• Exercise brief:
Exact copy required. Repeat the records, but keep the pictures out.

• Exercise inputs:

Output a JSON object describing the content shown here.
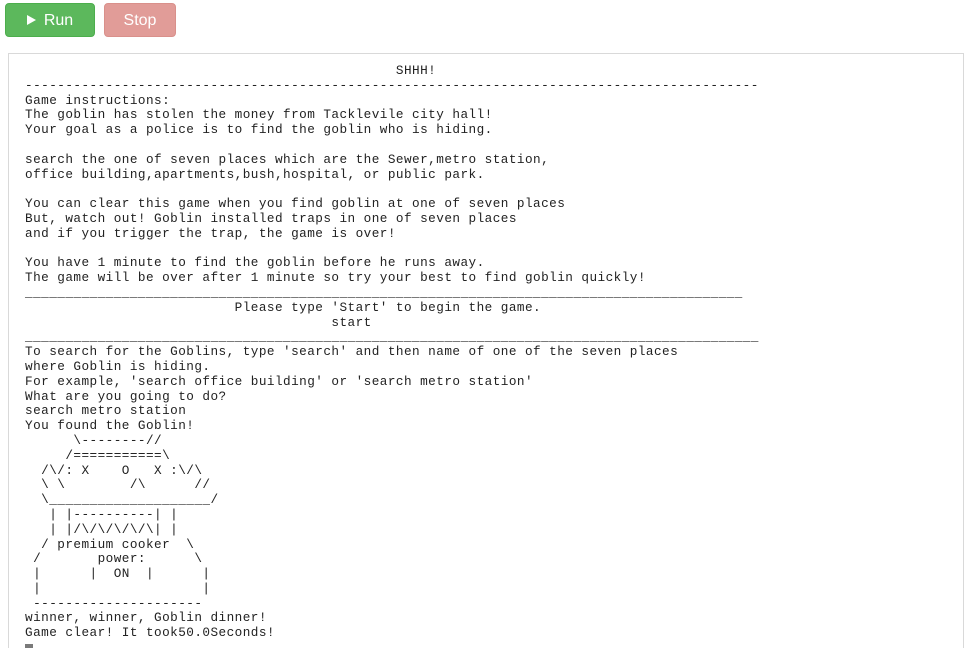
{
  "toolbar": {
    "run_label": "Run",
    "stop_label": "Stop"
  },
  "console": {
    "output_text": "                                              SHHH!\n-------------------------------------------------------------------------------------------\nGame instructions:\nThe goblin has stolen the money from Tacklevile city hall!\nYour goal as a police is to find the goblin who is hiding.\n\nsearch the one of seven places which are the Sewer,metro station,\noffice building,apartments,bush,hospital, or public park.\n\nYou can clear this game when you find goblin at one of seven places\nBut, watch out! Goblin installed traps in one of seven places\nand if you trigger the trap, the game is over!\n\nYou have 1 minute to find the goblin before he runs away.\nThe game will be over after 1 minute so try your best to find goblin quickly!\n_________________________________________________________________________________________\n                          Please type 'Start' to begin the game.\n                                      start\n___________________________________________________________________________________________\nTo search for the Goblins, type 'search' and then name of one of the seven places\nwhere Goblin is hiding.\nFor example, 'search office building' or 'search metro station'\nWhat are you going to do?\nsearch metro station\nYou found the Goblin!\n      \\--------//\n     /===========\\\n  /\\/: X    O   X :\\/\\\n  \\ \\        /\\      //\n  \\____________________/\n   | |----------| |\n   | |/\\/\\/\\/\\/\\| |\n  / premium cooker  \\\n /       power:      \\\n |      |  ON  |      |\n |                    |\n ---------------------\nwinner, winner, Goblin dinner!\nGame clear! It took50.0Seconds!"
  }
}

• Answer to this task:
Output a JSON object describing the content shown here.
{
  "toolbar": {
    "run_label": "Run",
    "stop_label": "Stop"
  },
  "console": {
    "output_text": "                                              SHHH!\n-------------------------------------------------------------------------------------------\nGame instructions:\nThe goblin has stolen the money from Tacklevile city hall!\nYour goal as a police is to find the goblin who is hiding.\n\nsearch the one of seven places which are the Sewer,metro station,\noffice building,apartments,bush,hospital, or public park.\n\nYou can clear this game when you find goblin at one of seven places\nBut, watch out! Goblin installed traps in one of seven places\nand if you trigger the trap, the game is over!\n\nYou have 1 minute to find the goblin before he runs away.\nThe game will be over after 1 minute so try your best to find goblin quickly!\n_________________________________________________________________________________________\n                          Please type 'Start' to begin the game.\n                                      start\n___________________________________________________________________________________________\nTo search for the Goblins, type 'search' and then name of one of the seven places\nwhere Goblin is hiding.\nFor example, 'search office building' or 'search metro station'\nWhat are you going to do?\nsearch metro station\nYou found the Goblin!\n      \\--------//\n     /===========\\\n  /\\/: X    O   X :\\/\\\n  \\ \\        /\\      //\n  \\____________________/\n   | |----------| |\n   | |/\\/\\/\\/\\/\\| |\n  / premium cooker  \\\n /       power:      \\\n |      |  ON  |      |\n |                    |\n ---------------------\nwinner, winner, Goblin dinner!\nGame clear! It took50.0Seconds!"
  }
}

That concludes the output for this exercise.